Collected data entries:
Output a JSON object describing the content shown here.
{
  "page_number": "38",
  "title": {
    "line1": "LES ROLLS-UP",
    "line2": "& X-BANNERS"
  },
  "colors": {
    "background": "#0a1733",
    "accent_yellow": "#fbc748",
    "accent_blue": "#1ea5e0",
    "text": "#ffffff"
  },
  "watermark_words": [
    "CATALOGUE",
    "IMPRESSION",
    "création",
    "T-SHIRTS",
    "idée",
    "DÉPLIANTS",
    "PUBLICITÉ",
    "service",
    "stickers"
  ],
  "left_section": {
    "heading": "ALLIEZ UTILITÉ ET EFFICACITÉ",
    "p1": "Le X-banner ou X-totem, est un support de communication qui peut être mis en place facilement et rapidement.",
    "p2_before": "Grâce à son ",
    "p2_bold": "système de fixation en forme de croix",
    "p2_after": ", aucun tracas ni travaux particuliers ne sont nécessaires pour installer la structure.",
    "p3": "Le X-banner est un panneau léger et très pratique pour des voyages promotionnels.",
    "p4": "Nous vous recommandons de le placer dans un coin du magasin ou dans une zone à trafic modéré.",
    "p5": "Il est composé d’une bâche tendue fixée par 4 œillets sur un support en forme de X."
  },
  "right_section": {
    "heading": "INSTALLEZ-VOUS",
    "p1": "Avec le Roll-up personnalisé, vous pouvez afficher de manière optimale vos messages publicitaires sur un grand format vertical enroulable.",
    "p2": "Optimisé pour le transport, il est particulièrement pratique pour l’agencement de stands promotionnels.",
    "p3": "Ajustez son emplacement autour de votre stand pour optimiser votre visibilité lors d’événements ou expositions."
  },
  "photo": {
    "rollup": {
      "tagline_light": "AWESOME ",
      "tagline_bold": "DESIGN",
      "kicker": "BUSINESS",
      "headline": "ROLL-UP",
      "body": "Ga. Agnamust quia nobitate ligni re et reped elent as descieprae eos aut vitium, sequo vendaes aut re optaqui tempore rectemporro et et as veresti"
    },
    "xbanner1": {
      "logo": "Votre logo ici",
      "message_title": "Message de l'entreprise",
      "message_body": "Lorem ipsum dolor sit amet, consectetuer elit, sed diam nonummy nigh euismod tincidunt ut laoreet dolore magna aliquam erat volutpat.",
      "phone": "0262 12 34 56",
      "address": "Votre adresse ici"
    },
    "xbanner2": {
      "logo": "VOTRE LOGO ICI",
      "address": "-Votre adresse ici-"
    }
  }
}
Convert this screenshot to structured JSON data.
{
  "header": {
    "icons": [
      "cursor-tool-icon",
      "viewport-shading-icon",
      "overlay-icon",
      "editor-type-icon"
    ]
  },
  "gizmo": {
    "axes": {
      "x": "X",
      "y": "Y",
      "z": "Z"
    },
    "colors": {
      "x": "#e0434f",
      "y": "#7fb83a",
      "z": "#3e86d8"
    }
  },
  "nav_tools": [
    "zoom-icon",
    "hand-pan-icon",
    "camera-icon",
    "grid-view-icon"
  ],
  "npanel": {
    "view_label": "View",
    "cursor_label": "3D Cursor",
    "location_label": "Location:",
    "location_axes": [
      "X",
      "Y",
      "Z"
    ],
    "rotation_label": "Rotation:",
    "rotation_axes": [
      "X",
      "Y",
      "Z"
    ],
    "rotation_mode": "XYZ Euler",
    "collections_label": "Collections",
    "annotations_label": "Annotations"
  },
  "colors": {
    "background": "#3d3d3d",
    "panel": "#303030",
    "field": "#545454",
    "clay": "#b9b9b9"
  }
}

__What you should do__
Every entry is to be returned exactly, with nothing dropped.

__Finished exercise__
Output a JSON object describing the content shown here.
{
  "page_number": "38",
  "title": {
    "line1": "LES ROLLS-UP",
    "line2": "& X-BANNERS"
  },
  "colors": {
    "background": "#0a1733",
    "accent_yellow": "#fbc748",
    "accent_blue": "#1ea5e0",
    "text": "#ffffff"
  },
  "watermark_words": [
    "CATALOGUE",
    "IMPRESSION",
    "création",
    "T-SHIRTS",
    "idée",
    "DÉPLIANTS",
    "PUBLICITÉ",
    "service",
    "stickers"
  ],
  "left_section": {
    "heading": "ALLIEZ UTILITÉ ET EFFICACITÉ",
    "p1": "Le X-banner ou X-totem, est un support de communication qui peut être mis en place facilement et rapidement.",
    "p2_before": "Grâce à son ",
    "p2_bold": "système de fixation en forme de croix",
    "p2_after": ", aucun tracas ni travaux particuliers ne sont nécessaires pour installer la structure.",
    "p3": "Le X-banner est un panneau léger et très pratique pour des voyages promotionnels.",
    "p4": "Nous vous recommandons de le placer dans un coin du magasin ou dans une zone à trafic modéré.",
    "p5": "Il est composé d’une bâche tendue fixée par 4 œillets sur un support en forme de X."
  },
  "right_section": {
    "heading": "INSTALLEZ-VOUS",
    "p1": "Avec le Roll-up personnalisé, vous pouvez afficher de manière optimale vos messages publicitaires sur un grand format vertical enroulable.",
    "p2": "Optimisé pour le transport, il est particulièrement pratique pour l’agencement de stands promotionnels.",
    "p3": "Ajustez son emplacement autour de votre stand pour optimiser votre visibilité lors d’événements ou expositions."
  },
  "photo": {
    "rollup": {
      "tagline_light": "AWESOME ",
      "tagline_bold": "DESIGN",
      "kicker": "BUSINESS",
      "headline": "ROLL-UP",
      "body": "Ga. Agnamust quia nobitate ligni re et reped elent as descieprae eos aut vitium, sequo vendaes aut re optaqui tempore rectemporro et et as veresti"
    },
    "xbanner1": {
      "logo": "Votre logo ici",
      "message_title": "Message de l'entreprise",
      "message_body": "Lorem ipsum dolor sit amet, consectetuer elit, sed diam nonummy nigh euismod tincidunt ut laoreet dolore magna aliquam erat volutpat.",
      "phone": "0262 12 34 56",
      "address": "Votre adresse ici"
    },
    "xbanner2": {
      "logo": "VOTRE LOGO ICI",
      "address": "-Votre adresse ici-"
    }
  }
}
Convert this screenshot to structured JSON data.
{
  "header": {
    "icons": [
      "cursor-tool-icon",
      "viewport-shading-icon",
      "overlay-icon",
      "editor-type-icon"
    ]
  },
  "gizmo": {
    "axes": {
      "x": "X",
      "y": "Y",
      "z": "Z"
    },
    "colors": {
      "x": "#e0434f",
      "y": "#7fb83a",
      "z": "#3e86d8"
    }
  },
  "nav_tools": [
    "zoom-icon",
    "hand-pan-icon",
    "camera-icon",
    "grid-view-icon"
  ],
  "npanel": {
    "view_label": "View",
    "cursor_label": "3D Cursor",
    "location_label": "Location:",
    "location_axes": [
      "X",
      "Y",
      "Z"
    ],
    "rotation_label": "Rotation:",
    "rotation_axes": [
      "X",
      "Y",
      "Z"
    ],
    "rotation_mode": "XYZ Euler",
    "collections_label": "Collections",
    "annotations_label": "Annotations"
  },
  "colors": {
    "background": "#3d3d3d",
    "panel": "#303030",
    "field": "#545454",
    "clay": "#b9b9b9"
  }
}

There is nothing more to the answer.